This plant has poison characteristics. See below.
Common Name(s):
Crested dwarf iris, Iris
Categories:
Native Plants, Perennials, Poisonous Plants, Wildflowers
Comment:

Iris cristata is an example of the beautiful native species of Iris that grow in North Carolina. Most are subtly beautiful rather than the striking, large bright German or bearded iris, but are desirable in perennial and native plant gardens.
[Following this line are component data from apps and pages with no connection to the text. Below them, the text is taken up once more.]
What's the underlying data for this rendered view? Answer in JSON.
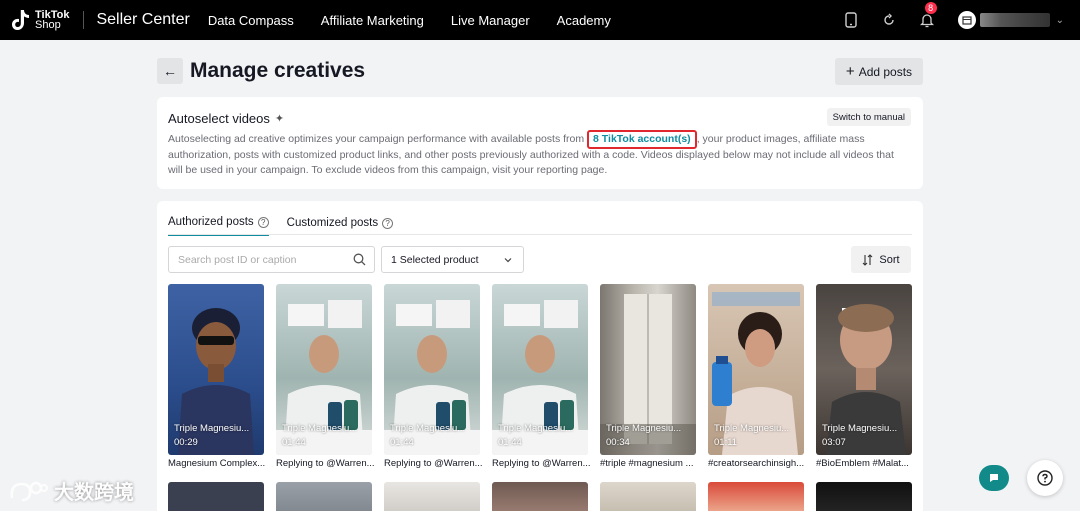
{
  "nav": {
    "logo_line1": "TikTok",
    "logo_line2": "Shop",
    "brand": "Seller Center",
    "items": [
      "Data Compass",
      "Affiliate Marketing",
      "Live Manager",
      "Academy"
    ],
    "notification_count": "8"
  },
  "page": {
    "title": "Manage creatives",
    "add_posts_label": "Add posts"
  },
  "autoselect": {
    "title": "Autoselect videos",
    "switch_label": "Switch to manual",
    "desc_before": "Autoselecting ad creative optimizes your campaign performance with available posts from ",
    "accounts_link": "8 TikTok account(s)",
    "desc_after": ", your product images, affiliate mass authorization, posts with customized product links, and other posts previously authorized with a code. Videos displayed below may not include all videos that will be used in your campaign. To exclude videos from this campaign, visit your reporting page."
  },
  "posts": {
    "tabs": [
      "Authorized posts",
      "Customized posts"
    ],
    "search_placeholder": "Search post ID or caption",
    "product_selector": "1 Selected product",
    "sort_label": "Sort",
    "items": [
      {
        "caption": "Triple Magnesiu...",
        "duration": "00:29",
        "label": "Magnesium Complex..."
      },
      {
        "caption": "Triple Magnesiu...",
        "duration": "01:44",
        "label": "Replying to @Warren..."
      },
      {
        "caption": "Triple Magnesiu...",
        "duration": "01:44",
        "label": "Replying to @Warren..."
      },
      {
        "caption": "Triple Magnesiu...",
        "duration": "01:44",
        "label": "Replying to @Warren..."
      },
      {
        "caption": "Triple Magnesiu...",
        "duration": "00:34",
        "label": "#triple #magnesium ..."
      },
      {
        "caption": "Triple Magnesiu...",
        "duration": "01:11",
        "label": "#creatorsearchinsigh..."
      },
      {
        "caption": "Triple Magnesiu...",
        "duration": "03:07",
        "label": "#BioEmblem #Malat..."
      }
    ]
  },
  "watermark": "大数跨境",
  "colors": {
    "accent": "#0e8ea0",
    "highlight_border": "#e0282e",
    "nav_bg": "#000000",
    "badge": "#ff2e4d",
    "chat": "#138a8a"
  }
}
This plant is occasionally damaged by deer

Description:
Perennial herbs from a rhizome or bulb; leaves strap-like, overlapping at base, oriented in one plane; flowers 1-several at the top of a naked stem, 6-parted with 3 outer, spreading or pendent "falls" and 3 inner, erect "standards", variously colored; fruit a capsule.
Season:
Spring
Height:
6-12 in.
Flower Color:
Lilac
Hardiness:
USDA Hardiness Zone 3-9
Foliage:
Short leaves on flower stalk tend to be curved
Flower:
Lavender sepals have a pubescent, fluted yellow crest in the white area near the base
Site:
Rich woods
Propagation:
Division in fall, seed
Exposure:
Partial shade
Soil:
Well-drained
Regions:
Mountains, Piedmont, Coastal Plain
Origin:
Eastern USA, North Carolina
Poison Part:
Rhizomes (thickened roots) and rootstocks, fresh or dry.
Poison Delivery Mode:
Ingestion, dermatitis.
Symptoms:
Nausea, vomiting, abdominal pain, diarrhea, elevated temperature following ingestion; skin irritation upon contact with seeds, rootstock, or cell sap.
Toxic Principle:
Irisin, iridin, or irisine.
Severity:
CAUSES ONLY LOW TOXICITY IF EATEN. SKIN IRRITATION MINOR, OR LASTING ONLY FOR A FEW MINUTES.
Found in:
Houseplant or interiorscape; forest or natural area in native woodlands, marshes, and shallow water; landscape in flower gardens
Life Cycle:
Perennial
Tags:
pink, perennial, yellow, wildflower, poisonous, partial shade, spring, deer resistant

NCCES plant id: 730

Iris cristata Iris cristata
Iris cristata Iris cristata
peganum, CC BY-SA - 4.0
Iris cristata Iris cristata
Su, CC BY-NC - 4.0